> **WHAT TO WORK ON**
Nothing in the records may be dropped. Retype them all exactly.

> **MATERIAL FOR THIS EXERCISE**
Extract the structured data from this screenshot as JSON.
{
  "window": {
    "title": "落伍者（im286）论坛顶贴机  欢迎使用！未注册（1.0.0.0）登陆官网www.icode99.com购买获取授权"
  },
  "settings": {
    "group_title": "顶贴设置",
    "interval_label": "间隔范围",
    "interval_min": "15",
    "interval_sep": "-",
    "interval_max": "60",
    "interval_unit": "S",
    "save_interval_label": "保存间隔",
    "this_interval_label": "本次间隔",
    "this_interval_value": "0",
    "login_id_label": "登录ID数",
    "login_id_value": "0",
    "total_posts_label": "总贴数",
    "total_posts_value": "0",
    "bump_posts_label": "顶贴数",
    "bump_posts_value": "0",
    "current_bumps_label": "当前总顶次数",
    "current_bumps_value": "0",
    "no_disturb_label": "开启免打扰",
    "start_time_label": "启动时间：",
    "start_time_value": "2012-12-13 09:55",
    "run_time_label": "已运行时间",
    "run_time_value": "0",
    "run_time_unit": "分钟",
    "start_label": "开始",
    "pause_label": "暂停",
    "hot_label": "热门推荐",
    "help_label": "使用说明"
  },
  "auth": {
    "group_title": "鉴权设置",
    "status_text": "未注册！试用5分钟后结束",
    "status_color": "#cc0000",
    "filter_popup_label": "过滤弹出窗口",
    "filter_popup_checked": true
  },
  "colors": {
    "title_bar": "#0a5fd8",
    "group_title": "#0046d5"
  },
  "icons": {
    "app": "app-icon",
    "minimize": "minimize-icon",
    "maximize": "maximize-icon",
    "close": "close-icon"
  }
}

> **ANSWER TO THIS PROBLEM**
Extract the structured data from this screenshot as JSON.
{
  "window": {
    "title": "落伍者（im286）论坛顶贴机  欢迎使用！未注册（1.0.0.0）登陆官网www.icode99.com购买获取授权"
  },
  "settings": {
    "group_title": "顶贴设置",
    "interval_label": "间隔范围",
    "interval_min": "15",
    "interval_sep": "-",
    "interval_max": "60",
    "interval_unit": "S",
    "save_interval_label": "保存间隔",
    "this_interval_label": "本次间隔",
    "this_interval_value": "0",
    "login_id_label": "登录ID数",
    "login_id_value": "0",
    "total_posts_label": "总贴数",
    "total_posts_value": "0",
    "bump_posts_label": "顶贴数",
    "bump_posts_value": "0",
    "current_bumps_label": "当前总顶次数",
    "current_bumps_value": "0",
    "no_disturb_label": "开启免打扰",
    "start_time_label": "启动时间：",
    "start_time_value": "2012-12-13 09:55",
    "run_time_label": "已运行时间",
    "run_time_value": "0",
    "run_time_unit": "分钟",
    "start_label": "开始",
    "pause_label": "暂停",
    "hot_label": "热门推荐",
    "help_label": "使用说明"
  },
  "auth": {
    "group_title": "鉴权设置",
    "status_text": "未注册！试用5分钟后结束",
    "status_color": "#cc0000",
    "filter_popup_label": "过滤弹出窗口",
    "filter_popup_checked": true
  },
  "colors": {
    "title_bar": "#0a5fd8",
    "group_title": "#0046d5"
  },
  "icons": {
    "app": "app-icon",
    "minimize": "minimize-icon",
    "maximize": "maximize-icon",
    "close": "close-icon"
  }
}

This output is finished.